··· DATA FOR THIS EXERCISE ···
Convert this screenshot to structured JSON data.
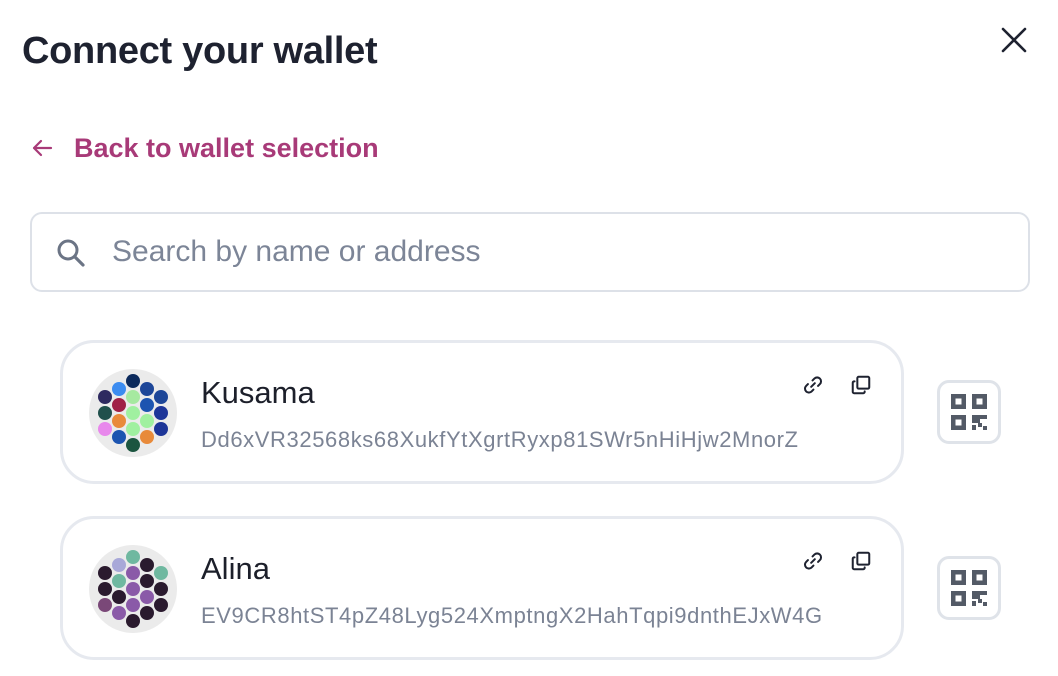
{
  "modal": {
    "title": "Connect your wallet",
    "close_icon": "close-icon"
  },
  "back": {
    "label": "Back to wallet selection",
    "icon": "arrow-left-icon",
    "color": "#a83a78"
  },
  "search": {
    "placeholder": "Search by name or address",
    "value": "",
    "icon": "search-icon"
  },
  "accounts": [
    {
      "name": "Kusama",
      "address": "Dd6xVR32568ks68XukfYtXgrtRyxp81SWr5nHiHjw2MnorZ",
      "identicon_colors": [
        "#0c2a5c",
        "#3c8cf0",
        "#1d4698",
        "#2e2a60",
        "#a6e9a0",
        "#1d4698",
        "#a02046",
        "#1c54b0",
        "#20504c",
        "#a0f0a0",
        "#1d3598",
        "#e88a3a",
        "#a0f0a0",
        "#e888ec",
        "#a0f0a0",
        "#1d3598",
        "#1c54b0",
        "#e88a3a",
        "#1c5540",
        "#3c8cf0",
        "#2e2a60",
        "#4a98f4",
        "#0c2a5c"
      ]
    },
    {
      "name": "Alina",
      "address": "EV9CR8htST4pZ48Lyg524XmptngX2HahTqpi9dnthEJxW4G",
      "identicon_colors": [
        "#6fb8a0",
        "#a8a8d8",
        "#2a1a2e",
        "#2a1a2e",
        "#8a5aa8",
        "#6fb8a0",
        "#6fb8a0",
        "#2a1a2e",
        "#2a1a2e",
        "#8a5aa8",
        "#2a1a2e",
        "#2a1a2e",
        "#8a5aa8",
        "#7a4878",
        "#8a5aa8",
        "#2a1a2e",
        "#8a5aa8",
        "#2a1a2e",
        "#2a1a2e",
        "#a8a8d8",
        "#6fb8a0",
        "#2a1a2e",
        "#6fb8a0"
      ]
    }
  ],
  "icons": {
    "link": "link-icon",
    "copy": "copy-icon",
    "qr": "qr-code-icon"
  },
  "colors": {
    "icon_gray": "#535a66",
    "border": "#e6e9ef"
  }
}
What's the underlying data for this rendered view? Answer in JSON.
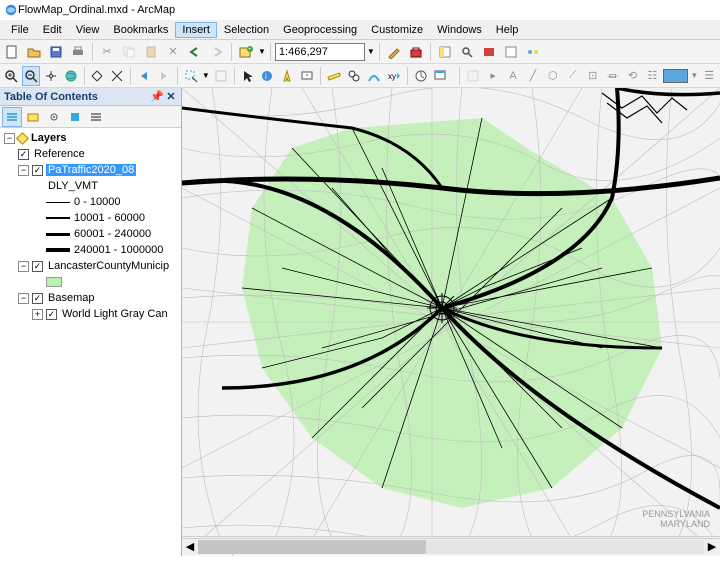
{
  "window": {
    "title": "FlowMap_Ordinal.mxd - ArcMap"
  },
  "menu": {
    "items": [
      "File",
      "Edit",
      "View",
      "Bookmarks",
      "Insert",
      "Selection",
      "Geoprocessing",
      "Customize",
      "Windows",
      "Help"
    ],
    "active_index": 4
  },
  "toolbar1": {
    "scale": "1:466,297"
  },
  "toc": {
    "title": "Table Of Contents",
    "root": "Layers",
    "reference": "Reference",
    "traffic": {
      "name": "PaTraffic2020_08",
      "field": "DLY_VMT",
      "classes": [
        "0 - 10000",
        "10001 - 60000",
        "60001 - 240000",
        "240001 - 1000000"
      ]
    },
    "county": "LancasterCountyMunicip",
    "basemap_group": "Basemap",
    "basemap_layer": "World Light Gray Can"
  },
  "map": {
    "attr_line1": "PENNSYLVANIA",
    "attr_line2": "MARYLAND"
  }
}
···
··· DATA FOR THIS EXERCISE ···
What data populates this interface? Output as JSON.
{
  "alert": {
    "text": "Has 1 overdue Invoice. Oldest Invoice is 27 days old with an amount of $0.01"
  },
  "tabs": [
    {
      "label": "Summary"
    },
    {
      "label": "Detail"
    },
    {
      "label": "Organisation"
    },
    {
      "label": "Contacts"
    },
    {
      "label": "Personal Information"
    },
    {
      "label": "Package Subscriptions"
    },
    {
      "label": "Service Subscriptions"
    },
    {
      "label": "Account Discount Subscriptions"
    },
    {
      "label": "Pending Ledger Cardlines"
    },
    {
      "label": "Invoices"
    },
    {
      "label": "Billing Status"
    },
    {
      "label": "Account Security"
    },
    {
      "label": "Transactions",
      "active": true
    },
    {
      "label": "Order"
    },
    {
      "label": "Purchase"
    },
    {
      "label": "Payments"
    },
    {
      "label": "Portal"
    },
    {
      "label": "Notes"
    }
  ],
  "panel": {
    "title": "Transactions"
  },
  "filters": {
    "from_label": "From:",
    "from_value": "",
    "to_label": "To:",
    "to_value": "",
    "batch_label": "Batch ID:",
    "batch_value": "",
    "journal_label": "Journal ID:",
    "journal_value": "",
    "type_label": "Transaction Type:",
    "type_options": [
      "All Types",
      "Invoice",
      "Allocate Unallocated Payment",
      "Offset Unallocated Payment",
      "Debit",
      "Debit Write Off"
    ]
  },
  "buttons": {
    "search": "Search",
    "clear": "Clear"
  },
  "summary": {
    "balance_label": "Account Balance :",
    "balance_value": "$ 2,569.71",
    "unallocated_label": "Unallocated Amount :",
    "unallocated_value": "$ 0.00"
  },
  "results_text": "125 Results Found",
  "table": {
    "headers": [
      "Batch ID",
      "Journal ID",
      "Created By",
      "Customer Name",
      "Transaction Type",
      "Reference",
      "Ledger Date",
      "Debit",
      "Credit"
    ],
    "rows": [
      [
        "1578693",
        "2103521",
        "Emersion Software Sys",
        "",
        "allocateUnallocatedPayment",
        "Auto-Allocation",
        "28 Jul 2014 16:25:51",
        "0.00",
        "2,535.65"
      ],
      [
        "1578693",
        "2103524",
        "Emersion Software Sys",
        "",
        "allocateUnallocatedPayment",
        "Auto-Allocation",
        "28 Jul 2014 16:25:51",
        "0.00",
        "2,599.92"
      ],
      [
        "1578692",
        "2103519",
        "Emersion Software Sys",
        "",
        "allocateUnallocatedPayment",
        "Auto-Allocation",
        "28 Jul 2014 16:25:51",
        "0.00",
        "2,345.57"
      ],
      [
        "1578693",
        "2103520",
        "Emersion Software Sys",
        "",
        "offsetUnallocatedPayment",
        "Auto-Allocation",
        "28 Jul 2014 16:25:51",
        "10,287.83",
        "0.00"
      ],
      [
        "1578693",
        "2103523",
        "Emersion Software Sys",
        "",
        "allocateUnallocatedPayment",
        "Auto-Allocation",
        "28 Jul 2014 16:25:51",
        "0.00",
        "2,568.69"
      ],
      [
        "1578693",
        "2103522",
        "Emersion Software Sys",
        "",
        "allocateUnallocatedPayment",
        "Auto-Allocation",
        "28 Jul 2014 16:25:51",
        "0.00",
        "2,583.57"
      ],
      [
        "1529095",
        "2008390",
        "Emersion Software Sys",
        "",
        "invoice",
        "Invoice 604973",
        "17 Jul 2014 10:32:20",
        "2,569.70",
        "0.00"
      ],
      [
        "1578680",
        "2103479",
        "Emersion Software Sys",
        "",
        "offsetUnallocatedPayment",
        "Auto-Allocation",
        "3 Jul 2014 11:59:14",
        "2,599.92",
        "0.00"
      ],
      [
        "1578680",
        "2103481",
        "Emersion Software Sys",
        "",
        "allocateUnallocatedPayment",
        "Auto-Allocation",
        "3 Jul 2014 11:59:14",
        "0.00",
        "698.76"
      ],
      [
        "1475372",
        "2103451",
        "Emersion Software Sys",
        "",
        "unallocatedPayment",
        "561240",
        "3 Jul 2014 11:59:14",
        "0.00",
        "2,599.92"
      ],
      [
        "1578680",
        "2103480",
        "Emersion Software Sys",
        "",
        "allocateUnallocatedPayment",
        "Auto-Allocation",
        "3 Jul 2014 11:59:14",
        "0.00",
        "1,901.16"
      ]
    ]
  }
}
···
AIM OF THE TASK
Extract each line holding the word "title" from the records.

ANSWER BOX
    "title": "Connect your wallet",
    "title": "FlowMap_Ordinal.mxd - ArcMap"
    "title": "Table Of Contents",
    "title": "Transactions"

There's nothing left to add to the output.